* _GIVEN RECORDS_
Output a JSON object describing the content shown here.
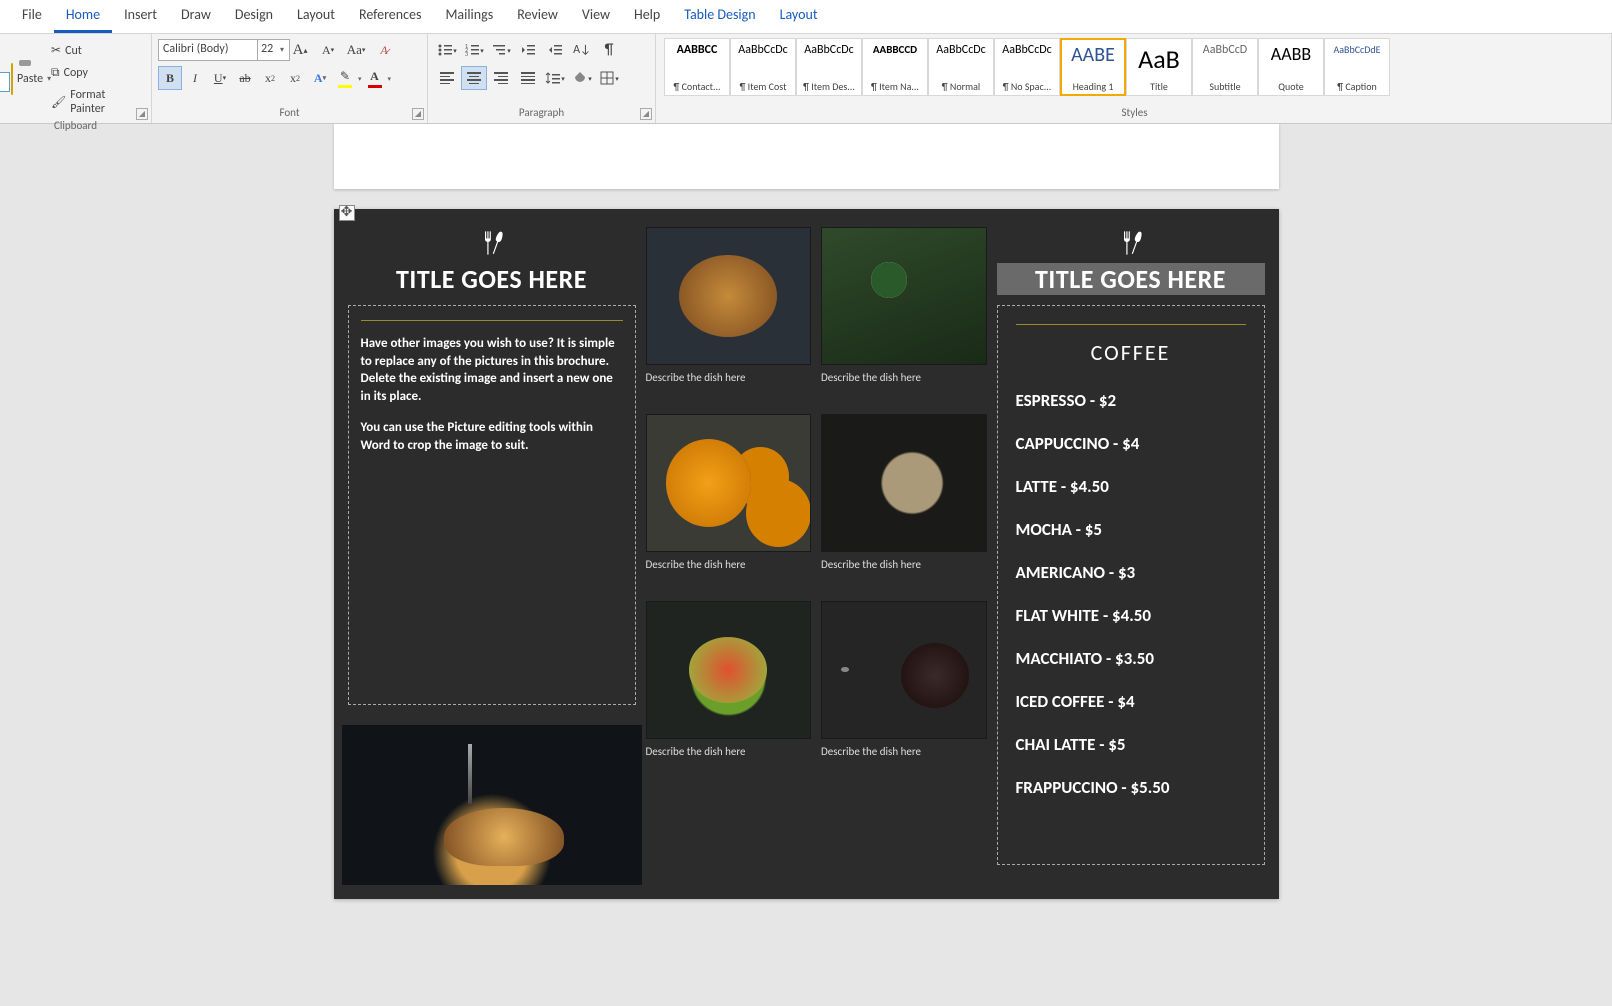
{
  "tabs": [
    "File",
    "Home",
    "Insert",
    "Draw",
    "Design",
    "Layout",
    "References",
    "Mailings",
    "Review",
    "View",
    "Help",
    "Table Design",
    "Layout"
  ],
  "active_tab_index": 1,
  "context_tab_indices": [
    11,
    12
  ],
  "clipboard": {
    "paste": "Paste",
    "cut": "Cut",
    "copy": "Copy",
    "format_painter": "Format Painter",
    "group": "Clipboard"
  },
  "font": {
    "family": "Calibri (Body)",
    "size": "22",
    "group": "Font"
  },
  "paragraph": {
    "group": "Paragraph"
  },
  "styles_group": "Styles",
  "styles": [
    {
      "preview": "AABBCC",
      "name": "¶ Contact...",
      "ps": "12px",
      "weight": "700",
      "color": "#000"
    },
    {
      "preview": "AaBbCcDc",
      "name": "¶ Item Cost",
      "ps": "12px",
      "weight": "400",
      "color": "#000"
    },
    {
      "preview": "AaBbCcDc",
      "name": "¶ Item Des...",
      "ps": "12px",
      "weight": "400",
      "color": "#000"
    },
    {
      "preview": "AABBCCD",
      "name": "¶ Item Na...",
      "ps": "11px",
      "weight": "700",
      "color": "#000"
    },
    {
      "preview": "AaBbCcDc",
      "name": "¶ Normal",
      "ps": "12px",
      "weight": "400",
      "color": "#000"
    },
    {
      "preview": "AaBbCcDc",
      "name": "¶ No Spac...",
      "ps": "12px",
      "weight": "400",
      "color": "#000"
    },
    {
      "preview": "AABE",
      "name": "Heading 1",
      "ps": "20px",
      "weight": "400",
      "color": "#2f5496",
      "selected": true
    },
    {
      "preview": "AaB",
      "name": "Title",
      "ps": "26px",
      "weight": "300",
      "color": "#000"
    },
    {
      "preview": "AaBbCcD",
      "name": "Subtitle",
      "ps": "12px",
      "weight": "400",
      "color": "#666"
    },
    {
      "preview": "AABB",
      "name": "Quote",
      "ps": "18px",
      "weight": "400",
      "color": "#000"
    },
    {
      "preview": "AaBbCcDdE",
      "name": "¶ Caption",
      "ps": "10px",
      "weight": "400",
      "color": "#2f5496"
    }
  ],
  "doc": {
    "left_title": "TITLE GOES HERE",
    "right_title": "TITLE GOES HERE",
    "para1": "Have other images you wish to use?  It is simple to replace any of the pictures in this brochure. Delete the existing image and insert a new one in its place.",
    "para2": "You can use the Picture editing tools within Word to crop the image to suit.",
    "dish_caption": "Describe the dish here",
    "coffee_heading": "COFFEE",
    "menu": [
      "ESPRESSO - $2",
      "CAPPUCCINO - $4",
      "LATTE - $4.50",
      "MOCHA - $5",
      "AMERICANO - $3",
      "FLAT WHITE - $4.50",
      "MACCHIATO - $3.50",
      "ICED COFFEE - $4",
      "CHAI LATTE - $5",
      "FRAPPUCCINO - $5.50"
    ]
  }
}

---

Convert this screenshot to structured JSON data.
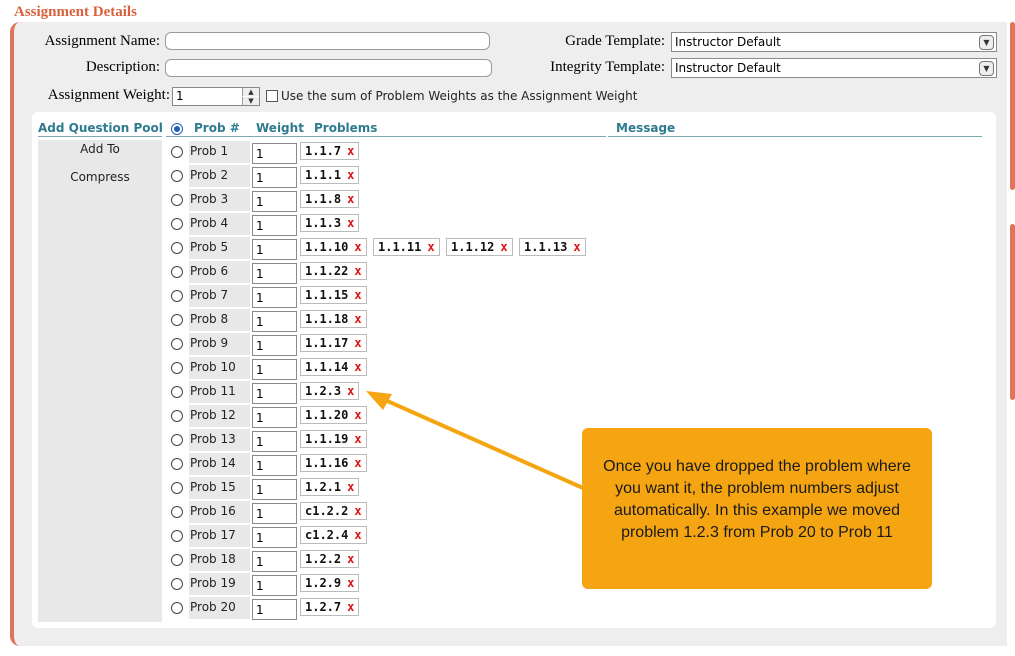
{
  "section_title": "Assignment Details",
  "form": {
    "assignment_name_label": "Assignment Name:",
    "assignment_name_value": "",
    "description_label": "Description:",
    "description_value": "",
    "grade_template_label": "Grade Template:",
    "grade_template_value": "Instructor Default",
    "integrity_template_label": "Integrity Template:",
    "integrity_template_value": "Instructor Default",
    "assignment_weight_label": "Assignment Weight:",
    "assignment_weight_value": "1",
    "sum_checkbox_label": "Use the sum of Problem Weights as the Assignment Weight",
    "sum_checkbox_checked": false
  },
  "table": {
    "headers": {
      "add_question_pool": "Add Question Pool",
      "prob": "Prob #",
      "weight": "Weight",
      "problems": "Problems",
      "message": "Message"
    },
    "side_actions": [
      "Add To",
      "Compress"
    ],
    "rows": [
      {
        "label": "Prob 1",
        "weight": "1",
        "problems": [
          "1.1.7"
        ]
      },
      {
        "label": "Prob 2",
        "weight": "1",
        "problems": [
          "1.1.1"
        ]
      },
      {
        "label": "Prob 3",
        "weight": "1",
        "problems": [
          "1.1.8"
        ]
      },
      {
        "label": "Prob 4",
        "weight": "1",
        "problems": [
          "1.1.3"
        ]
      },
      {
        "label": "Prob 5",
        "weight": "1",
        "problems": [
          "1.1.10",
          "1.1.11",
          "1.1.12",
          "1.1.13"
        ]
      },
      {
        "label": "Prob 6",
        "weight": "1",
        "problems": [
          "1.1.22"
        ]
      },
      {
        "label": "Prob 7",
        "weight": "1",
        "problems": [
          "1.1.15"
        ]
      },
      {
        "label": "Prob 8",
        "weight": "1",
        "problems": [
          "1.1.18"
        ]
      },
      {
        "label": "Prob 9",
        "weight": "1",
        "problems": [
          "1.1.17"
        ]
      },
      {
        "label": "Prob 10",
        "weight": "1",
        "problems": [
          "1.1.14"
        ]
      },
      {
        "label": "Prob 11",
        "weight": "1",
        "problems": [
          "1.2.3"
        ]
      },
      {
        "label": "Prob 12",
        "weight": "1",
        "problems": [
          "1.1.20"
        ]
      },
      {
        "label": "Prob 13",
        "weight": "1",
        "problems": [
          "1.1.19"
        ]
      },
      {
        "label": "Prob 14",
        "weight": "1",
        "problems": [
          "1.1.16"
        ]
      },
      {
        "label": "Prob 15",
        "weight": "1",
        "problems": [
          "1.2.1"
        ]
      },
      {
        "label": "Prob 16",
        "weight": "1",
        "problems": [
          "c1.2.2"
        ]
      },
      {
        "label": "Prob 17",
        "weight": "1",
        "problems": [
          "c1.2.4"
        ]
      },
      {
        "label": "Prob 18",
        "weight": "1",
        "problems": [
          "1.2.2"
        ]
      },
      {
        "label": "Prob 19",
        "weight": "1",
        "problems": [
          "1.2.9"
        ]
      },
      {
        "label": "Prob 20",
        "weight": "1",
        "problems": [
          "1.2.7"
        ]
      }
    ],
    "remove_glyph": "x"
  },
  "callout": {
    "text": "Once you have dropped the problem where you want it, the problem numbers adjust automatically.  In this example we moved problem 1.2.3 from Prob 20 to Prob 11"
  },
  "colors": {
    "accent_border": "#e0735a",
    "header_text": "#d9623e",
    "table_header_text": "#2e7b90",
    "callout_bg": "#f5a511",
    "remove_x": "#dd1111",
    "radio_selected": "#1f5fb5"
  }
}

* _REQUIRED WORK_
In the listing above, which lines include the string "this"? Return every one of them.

* _WRITTEN ANSWER_
    "para1": "Have other images you wish to use?  It is simple to replace any of the pictures in this brochure. Delete the existing image and insert a new one in its place.",
Convert this screenshot to structured JSON data.
    "text": "Once you have dropped the problem where you want it, the problem numbers adjust automatically.  In this example we moved problem 1.2.3 from Prob 20 to Prob 11"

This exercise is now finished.